▸ Supplied data
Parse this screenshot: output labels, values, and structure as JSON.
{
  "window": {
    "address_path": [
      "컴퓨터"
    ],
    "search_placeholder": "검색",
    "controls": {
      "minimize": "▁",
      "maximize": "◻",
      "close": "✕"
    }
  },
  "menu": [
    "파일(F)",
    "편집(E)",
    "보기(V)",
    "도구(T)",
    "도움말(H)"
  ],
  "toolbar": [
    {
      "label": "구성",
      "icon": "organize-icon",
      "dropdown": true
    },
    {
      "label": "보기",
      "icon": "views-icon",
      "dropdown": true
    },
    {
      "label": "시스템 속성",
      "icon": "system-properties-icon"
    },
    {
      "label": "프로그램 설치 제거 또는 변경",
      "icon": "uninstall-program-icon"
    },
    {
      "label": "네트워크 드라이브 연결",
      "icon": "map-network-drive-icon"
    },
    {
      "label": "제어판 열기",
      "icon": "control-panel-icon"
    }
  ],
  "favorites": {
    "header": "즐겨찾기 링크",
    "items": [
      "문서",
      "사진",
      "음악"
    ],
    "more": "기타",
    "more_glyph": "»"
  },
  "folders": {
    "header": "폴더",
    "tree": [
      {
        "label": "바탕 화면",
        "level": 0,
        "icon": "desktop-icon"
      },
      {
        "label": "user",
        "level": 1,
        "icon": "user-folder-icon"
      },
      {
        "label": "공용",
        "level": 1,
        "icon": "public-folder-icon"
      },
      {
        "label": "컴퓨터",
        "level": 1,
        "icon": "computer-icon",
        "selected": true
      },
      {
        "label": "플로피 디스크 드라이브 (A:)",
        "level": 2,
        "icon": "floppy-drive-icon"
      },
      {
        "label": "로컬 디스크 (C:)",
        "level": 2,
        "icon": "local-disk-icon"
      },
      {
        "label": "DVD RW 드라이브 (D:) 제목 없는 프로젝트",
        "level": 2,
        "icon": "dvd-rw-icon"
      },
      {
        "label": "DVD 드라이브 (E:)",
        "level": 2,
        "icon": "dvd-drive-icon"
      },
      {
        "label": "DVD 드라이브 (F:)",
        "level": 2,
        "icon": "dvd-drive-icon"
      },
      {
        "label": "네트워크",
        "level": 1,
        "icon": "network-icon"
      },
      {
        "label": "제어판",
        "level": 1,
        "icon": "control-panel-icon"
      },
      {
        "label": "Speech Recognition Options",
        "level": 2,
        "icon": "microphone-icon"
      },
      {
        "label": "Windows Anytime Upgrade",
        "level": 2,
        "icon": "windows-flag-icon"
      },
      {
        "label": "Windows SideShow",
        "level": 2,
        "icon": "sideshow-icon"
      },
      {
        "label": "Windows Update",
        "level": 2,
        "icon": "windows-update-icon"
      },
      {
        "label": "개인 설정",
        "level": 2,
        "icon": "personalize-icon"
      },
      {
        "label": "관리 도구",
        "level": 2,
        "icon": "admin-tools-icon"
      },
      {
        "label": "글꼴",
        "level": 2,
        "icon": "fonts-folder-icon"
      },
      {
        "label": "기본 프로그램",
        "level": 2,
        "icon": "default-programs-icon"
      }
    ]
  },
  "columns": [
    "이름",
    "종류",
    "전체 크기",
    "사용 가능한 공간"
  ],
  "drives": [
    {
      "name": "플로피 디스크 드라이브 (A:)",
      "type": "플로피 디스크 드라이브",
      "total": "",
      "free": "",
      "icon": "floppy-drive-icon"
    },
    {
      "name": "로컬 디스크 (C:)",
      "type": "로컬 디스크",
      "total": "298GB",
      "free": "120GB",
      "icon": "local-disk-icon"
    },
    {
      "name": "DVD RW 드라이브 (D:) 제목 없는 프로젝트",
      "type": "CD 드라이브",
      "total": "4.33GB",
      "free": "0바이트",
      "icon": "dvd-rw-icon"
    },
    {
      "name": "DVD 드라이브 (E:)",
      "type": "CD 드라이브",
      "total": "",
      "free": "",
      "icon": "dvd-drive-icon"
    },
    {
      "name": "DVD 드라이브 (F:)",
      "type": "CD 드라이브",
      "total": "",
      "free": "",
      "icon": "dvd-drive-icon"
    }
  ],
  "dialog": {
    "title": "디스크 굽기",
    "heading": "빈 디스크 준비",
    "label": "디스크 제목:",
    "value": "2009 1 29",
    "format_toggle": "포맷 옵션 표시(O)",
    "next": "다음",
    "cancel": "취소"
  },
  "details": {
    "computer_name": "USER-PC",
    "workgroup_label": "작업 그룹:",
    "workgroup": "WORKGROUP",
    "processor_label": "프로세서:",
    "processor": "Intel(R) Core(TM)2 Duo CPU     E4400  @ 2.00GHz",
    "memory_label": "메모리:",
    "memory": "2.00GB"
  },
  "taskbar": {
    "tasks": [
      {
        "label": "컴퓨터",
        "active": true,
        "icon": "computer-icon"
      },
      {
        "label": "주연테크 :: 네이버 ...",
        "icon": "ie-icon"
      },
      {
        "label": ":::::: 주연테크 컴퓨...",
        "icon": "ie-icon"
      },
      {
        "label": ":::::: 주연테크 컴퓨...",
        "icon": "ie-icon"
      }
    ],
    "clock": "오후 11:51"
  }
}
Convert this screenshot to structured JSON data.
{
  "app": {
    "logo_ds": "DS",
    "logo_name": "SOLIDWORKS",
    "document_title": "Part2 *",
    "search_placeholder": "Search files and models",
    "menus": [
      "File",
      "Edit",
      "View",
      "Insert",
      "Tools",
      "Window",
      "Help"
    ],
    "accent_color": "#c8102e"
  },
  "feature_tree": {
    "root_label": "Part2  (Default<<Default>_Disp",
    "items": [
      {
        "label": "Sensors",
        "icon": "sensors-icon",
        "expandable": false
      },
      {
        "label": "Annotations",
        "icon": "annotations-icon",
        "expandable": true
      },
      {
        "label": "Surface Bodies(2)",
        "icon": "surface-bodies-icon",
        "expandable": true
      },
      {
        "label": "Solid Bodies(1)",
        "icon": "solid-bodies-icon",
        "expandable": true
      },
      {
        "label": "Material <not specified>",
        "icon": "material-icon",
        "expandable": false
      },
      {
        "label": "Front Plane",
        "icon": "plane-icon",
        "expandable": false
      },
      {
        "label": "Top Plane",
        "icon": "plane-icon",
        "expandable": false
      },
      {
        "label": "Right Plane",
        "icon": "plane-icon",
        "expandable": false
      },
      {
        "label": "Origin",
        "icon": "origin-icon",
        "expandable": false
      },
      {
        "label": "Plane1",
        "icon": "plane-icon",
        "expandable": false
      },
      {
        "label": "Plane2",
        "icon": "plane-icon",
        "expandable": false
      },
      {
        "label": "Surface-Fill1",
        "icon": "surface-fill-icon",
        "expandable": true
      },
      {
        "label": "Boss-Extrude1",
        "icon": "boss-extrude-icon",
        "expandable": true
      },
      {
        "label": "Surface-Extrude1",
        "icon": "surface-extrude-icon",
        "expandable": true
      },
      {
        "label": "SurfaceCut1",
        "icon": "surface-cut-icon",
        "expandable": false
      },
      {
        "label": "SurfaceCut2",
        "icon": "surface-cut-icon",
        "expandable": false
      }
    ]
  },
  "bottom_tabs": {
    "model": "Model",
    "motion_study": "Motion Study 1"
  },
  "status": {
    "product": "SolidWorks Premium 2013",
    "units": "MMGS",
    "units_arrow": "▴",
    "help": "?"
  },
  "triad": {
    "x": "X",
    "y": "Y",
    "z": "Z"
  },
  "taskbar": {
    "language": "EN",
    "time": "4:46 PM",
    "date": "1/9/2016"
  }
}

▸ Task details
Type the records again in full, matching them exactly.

▸ Written answer
Parse this screenshot: output labels, values, and structure as JSON.
{
  "window": {
    "address_path": [
      "컴퓨터"
    ],
    "search_placeholder": "검색",
    "controls": {
      "minimize": "▁",
      "maximize": "◻",
      "close": "✕"
    }
  },
  "menu": [
    "파일(F)",
    "편집(E)",
    "보기(V)",
    "도구(T)",
    "도움말(H)"
  ],
  "toolbar": [
    {
      "label": "구성",
      "icon": "organize-icon",
      "dropdown": true
    },
    {
      "label": "보기",
      "icon": "views-icon",
      "dropdown": true
    },
    {
      "label": "시스템 속성",
      "icon": "system-properties-icon"
    },
    {
      "label": "프로그램 설치 제거 또는 변경",
      "icon": "uninstall-program-icon"
    },
    {
      "label": "네트워크 드라이브 연결",
      "icon": "map-network-drive-icon"
    },
    {
      "label": "제어판 열기",
      "icon": "control-panel-icon"
    }
  ],
  "favorites": {
    "header": "즐겨찾기 링크",
    "items": [
      "문서",
      "사진",
      "음악"
    ],
    "more": "기타",
    "more_glyph": "»"
  },
  "folders": {
    "header": "폴더",
    "tree": [
      {
        "label": "바탕 화면",
        "level": 0,
        "icon": "desktop-icon"
      },
      {
        "label": "user",
        "level": 1,
        "icon": "user-folder-icon"
      },
      {
        "label": "공용",
        "level": 1,
        "icon": "public-folder-icon"
      },
      {
        "label": "컴퓨터",
        "level": 1,
        "icon": "computer-icon",
        "selected": true
      },
      {
        "label": "플로피 디스크 드라이브 (A:)",
        "level": 2,
        "icon": "floppy-drive-icon"
      },
      {
        "label": "로컬 디스크 (C:)",
        "level": 2,
        "icon": "local-disk-icon"
      },
      {
        "label": "DVD RW 드라이브 (D:) 제목 없는 프로젝트",
        "level": 2,
        "icon": "dvd-rw-icon"
      },
      {
        "label": "DVD 드라이브 (E:)",
        "level": 2,
        "icon": "dvd-drive-icon"
      },
      {
        "label": "DVD 드라이브 (F:)",
        "level": 2,
        "icon": "dvd-drive-icon"
      },
      {
        "label": "네트워크",
        "level": 1,
        "icon": "network-icon"
      },
      {
        "label": "제어판",
        "level": 1,
        "icon": "control-panel-icon"
      },
      {
        "label": "Speech Recognition Options",
        "level": 2,
        "icon": "microphone-icon"
      },
      {
        "label": "Windows Anytime Upgrade",
        "level": 2,
        "icon": "windows-flag-icon"
      },
      {
        "label": "Windows SideShow",
        "level": 2,
        "icon": "sideshow-icon"
      },
      {
        "label": "Windows Update",
        "level": 2,
        "icon": "windows-update-icon"
      },
      {
        "label": "개인 설정",
        "level": 2,
        "icon": "personalize-icon"
      },
      {
        "label": "관리 도구",
        "level": 2,
        "icon": "admin-tools-icon"
      },
      {
        "label": "글꼴",
        "level": 2,
        "icon": "fonts-folder-icon"
      },
      {
        "label": "기본 프로그램",
        "level": 2,
        "icon": "default-programs-icon"
      }
    ]
  },
  "columns": [
    "이름",
    "종류",
    "전체 크기",
    "사용 가능한 공간"
  ],
  "drives": [
    {
      "name": "플로피 디스크 드라이브 (A:)",
      "type": "플로피 디스크 드라이브",
      "total": "",
      "free": "",
      "icon": "floppy-drive-icon"
    },
    {
      "name": "로컬 디스크 (C:)",
      "type": "로컬 디스크",
      "total": "298GB",
      "free": "120GB",
      "icon": "local-disk-icon"
    },
    {
      "name": "DVD RW 드라이브 (D:) 제목 없는 프로젝트",
      "type": "CD 드라이브",
      "total": "4.33GB",
      "free": "0바이트",
      "icon": "dvd-rw-icon"
    },
    {
      "name": "DVD 드라이브 (E:)",
      "type": "CD 드라이브",
      "total": "",
      "free": "",
      "icon": "dvd-drive-icon"
    },
    {
      "name": "DVD 드라이브 (F:)",
      "type": "CD 드라이브",
      "total": "",
      "free": "",
      "icon": "dvd-drive-icon"
    }
  ],
  "dialog": {
    "title": "디스크 굽기",
    "heading": "빈 디스크 준비",
    "label": "디스크 제목:",
    "value": "2009 1 29",
    "format_toggle": "포맷 옵션 표시(O)",
    "next": "다음",
    "cancel": "취소"
  },
  "details": {
    "computer_name": "USER-PC",
    "workgroup_label": "작업 그룹:",
    "workgroup": "WORKGROUP",
    "processor_label": "프로세서:",
    "processor": "Intel(R) Core(TM)2 Duo CPU     E4400  @ 2.00GHz",
    "memory_label": "메모리:",
    "memory": "2.00GB"
  },
  "taskbar": {
    "tasks": [
      {
        "label": "컴퓨터",
        "active": true,
        "icon": "computer-icon"
      },
      {
        "label": "주연테크 :: 네이버 ...",
        "icon": "ie-icon"
      },
      {
        "label": ":::::: 주연테크 컴퓨...",
        "icon": "ie-icon"
      },
      {
        "label": ":::::: 주연테크 컴퓨...",
        "icon": "ie-icon"
      }
    ],
    "clock": "오후 11:51"
  }
}
Convert this screenshot to structured JSON data.
{
  "app": {
    "logo_ds": "DS",
    "logo_name": "SOLIDWORKS",
    "document_title": "Part2 *",
    "search_placeholder": "Search files and models",
    "menus": [
      "File",
      "Edit",
      "View",
      "Insert",
      "Tools",
      "Window",
      "Help"
    ],
    "accent_color": "#c8102e"
  },
  "feature_tree": {
    "root_label": "Part2  (Default<<Default>_Disp",
    "items": [
      {
        "label": "Sensors",
        "icon": "sensors-icon",
        "expandable": false
      },
      {
        "label": "Annotations",
        "icon": "annotations-icon",
        "expandable": true
      },
      {
        "label": "Surface Bodies(2)",
        "icon": "surface-bodies-icon",
        "expandable": true
      },
      {
        "label": "Solid Bodies(1)",
        "icon": "solid-bodies-icon",
        "expandable": true
      },
      {
        "label": "Material <not specified>",
        "icon": "material-icon",
        "expandable": false
      },
      {
        "label": "Front Plane",
        "icon": "plane-icon",
        "expandable": false
      },
      {
        "label": "Top Plane",
        "icon": "plane-icon",
        "expandable": false
      },
      {
        "label": "Right Plane",
        "icon": "plane-icon",
        "expandable": false
      },
      {
        "label": "Origin",
        "icon": "origin-icon",
        "expandable": false
      },
      {
        "label": "Plane1",
        "icon": "plane-icon",
        "expandable": false
      },
      {
        "label": "Plane2",
        "icon": "plane-icon",
        "expandable": false
      },
      {
        "label": "Surface-Fill1",
        "icon": "surface-fill-icon",
        "expandable": true
      },
      {
        "label": "Boss-Extrude1",
        "icon": "boss-extrude-icon",
        "expandable": true
      },
      {
        "label": "Surface-Extrude1",
        "icon": "surface-extrude-icon",
        "expandable": true
      },
      {
        "label": "SurfaceCut1",
        "icon": "surface-cut-icon",
        "expandable": false
      },
      {
        "label": "SurfaceCut2",
        "icon": "surface-cut-icon",
        "expandable": false
      }
    ]
  },
  "bottom_tabs": {
    "model": "Model",
    "motion_study": "Motion Study 1"
  },
  "status": {
    "product": "SolidWorks Premium 2013",
    "units": "MMGS",
    "units_arrow": "▴",
    "help": "?"
  },
  "triad": {
    "x": "X",
    "y": "Y",
    "z": "Z"
  },
  "taskbar": {
    "language": "EN",
    "time": "4:46 PM",
    "date": "1/9/2016"
  }
}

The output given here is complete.